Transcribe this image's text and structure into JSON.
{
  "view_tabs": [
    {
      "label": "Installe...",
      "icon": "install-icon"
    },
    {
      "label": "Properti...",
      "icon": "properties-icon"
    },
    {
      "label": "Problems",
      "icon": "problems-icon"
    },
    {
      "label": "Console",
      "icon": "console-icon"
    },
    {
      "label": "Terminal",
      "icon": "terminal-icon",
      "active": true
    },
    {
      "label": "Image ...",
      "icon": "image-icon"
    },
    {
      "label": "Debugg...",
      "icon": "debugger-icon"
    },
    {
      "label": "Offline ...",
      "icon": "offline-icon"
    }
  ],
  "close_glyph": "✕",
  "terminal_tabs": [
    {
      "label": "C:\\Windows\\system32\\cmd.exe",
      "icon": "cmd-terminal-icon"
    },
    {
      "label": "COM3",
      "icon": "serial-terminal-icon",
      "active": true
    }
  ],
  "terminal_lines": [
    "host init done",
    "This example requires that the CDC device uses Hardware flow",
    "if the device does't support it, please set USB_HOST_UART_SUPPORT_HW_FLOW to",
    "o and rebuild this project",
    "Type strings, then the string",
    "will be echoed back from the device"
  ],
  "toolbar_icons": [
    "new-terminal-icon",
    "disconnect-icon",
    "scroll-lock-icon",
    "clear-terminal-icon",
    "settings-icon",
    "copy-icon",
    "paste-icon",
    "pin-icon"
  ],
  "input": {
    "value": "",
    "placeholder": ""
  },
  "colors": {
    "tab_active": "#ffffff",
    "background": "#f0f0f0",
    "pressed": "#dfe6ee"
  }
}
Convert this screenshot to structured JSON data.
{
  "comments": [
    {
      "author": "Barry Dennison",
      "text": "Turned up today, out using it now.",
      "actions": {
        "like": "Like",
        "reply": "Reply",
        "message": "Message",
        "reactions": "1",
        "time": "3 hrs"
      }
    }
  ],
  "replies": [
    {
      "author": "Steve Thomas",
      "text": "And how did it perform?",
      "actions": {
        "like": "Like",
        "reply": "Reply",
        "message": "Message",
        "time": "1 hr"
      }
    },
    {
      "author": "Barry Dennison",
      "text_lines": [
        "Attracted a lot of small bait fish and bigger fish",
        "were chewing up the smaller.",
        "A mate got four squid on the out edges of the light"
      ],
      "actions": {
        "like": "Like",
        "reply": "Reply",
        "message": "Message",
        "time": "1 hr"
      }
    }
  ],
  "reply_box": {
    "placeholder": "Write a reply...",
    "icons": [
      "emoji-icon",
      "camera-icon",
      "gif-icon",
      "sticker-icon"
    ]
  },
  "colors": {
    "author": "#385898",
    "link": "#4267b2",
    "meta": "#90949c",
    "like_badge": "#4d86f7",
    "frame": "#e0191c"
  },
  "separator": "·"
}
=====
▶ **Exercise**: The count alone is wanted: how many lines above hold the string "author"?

▶ **Response box**: 4